Thursday, September 23, 2010
It is a memorial site and museum. Solemn, sad, and unfortunately, a necessary reminder. The grounds of the camp itself are mostly barren, the barracks are gone, only their footprints remain -- except for two reconstructed barracks. They're intended to show what living conditions were like at the beginning, when only political prisoners were sent to this work camp -- built for a few thousand. By the end of the war, there were as many as 30,000 there. More than 200,000 went through the camp during its years of operation. Most that died here, died because of the living conditions -- overworked, abused, over crowded, malnourished and starvation and typhus. At the time of liberation the death rate had peaked at 200 per day. This included not only Jews, but Russian soldiers, Catholic clergy, common criminals, political prisoners (which could have been anyone), French, Czechs, Poles and more.
Tuesday, September 21, 2010
Sunday, September 19, 2010
wine bottle torches here. While in the German town of Rothenberg ob der Tober we spotted this clever use for creating an ever-green vine. Not sure what wine came in these particular bottles. I may have to stop by our nearest liquor store and see what they sell in these shaped bottles (Mateus?). And then acquire a taste for it so I can make lots of empties.
Friday, September 17, 2010
Wednesday, September 15, 2010
Do they still sell beer balls?
Monday, September 13, 2010
National Buffalo Garden Festival, my friend, and former boss (how many people actually get to say THAT?) Siobhan gave a talk at a symposium held the day before Garden Walk. I showed up at the tail end of her presentation, walking past this plaque on the way in.
Saturday, September 11, 2010

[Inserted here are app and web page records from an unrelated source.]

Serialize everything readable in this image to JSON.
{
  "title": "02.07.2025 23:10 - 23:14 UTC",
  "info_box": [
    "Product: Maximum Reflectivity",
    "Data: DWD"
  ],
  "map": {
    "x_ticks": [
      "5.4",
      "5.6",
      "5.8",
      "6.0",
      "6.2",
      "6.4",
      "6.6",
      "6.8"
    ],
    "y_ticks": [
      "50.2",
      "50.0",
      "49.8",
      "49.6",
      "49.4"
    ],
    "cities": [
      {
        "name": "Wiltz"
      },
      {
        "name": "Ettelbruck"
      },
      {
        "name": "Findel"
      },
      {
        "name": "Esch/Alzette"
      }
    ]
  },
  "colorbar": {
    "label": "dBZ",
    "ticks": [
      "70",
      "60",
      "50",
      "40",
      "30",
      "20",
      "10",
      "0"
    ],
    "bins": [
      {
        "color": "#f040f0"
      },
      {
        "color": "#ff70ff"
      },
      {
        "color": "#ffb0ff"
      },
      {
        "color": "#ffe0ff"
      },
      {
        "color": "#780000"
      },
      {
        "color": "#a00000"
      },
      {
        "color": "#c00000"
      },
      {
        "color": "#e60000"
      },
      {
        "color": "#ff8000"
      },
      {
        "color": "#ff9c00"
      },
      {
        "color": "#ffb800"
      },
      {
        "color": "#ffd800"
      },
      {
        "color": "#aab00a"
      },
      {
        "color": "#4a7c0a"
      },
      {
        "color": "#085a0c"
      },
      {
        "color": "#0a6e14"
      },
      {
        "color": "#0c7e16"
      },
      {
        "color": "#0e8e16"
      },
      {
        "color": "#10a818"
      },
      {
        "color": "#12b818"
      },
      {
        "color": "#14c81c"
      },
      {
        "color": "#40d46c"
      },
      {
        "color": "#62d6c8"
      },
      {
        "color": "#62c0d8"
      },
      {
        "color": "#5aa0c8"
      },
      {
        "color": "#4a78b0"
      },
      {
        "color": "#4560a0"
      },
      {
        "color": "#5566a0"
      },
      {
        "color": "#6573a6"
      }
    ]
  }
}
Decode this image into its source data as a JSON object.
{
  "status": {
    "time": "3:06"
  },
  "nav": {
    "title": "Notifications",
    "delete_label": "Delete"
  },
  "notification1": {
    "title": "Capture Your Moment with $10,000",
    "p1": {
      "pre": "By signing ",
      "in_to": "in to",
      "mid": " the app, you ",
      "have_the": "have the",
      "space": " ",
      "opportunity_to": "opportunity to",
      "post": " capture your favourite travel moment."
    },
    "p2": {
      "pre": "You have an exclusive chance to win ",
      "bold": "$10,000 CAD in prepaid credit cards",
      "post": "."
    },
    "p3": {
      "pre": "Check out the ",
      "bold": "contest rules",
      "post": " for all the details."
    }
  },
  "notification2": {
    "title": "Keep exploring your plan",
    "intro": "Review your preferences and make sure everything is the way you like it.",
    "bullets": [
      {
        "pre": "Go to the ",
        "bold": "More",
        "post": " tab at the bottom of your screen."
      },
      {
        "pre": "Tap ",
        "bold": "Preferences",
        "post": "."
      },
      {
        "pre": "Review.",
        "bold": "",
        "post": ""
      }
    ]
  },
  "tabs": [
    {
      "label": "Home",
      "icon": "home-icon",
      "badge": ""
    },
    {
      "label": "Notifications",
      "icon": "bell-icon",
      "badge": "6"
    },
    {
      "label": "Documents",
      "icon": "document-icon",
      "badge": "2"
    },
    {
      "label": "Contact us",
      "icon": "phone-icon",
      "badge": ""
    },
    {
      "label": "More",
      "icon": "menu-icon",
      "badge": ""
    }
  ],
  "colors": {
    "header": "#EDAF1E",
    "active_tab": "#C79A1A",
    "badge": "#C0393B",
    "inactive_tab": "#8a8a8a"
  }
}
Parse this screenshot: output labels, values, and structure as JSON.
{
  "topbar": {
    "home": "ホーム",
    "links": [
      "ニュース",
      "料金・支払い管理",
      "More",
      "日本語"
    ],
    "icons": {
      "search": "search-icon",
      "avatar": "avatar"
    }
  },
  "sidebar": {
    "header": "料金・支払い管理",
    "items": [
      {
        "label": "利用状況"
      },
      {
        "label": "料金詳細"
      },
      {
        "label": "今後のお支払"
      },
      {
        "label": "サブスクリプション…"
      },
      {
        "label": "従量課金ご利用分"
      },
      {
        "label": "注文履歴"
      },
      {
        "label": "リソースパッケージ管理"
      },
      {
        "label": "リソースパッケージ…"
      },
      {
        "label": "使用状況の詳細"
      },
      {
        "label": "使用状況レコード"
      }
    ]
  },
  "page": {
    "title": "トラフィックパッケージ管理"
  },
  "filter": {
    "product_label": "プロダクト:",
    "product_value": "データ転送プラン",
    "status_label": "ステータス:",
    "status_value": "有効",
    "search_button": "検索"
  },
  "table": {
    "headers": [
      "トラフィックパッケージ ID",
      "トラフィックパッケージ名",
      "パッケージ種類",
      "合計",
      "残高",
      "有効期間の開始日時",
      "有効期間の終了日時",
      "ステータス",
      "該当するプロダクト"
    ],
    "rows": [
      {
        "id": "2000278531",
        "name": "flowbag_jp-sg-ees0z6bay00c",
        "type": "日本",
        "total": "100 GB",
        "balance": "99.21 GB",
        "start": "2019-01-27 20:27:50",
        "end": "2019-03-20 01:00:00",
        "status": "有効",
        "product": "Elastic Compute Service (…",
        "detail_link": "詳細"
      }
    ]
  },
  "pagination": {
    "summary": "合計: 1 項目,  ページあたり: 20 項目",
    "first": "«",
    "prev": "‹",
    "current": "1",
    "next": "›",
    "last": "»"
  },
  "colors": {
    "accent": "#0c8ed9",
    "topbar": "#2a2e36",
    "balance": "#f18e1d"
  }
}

Found in the city of Rothenberg ob der Tauber, a beautiful, preserved, medieval, walled city in the heart of Germany. Sunflowers would not be my first choice for a window box, but hey, what the hell, it looks happy & healthy. And it contrasts
Wednesday, September 8, 2010
|Happy plants. Nervous worms.|
Monday, September 6, 2010
|Garden Ranter Susan Harris, who's actually been in Ellie's garden, was |
shown in her Tacoma Park hellstrip of grasses in the same article.
Ellie Dorritie, a retired postal worker in Buffalo, NY, says the full sun exposure in her planting strip allows her to garden with different plants than what she can get away with in her much shadier yard. Her garden scheme? "Cram it in," she says. "I ask, 'Does it bloom? Will it fight for space?' If the answer is yes, it goes in."
To read more about hellstrips/treelawns/boulevards and Ellie, read the article, visit here. The slideshow is here.
Saturday, September 4, 2010
The Darwin Martin House, one of Buffalo's many Frank Lloyd Wright-designed structures, is offering up salvaged stones from buried sections of the old foundation, excavated before portions of the house were reconstructed. If you're local (or willing to pay a LOT for shipping costs) the stones make a great addition to your garden -- and they're only $10 a piece -- or three for $20!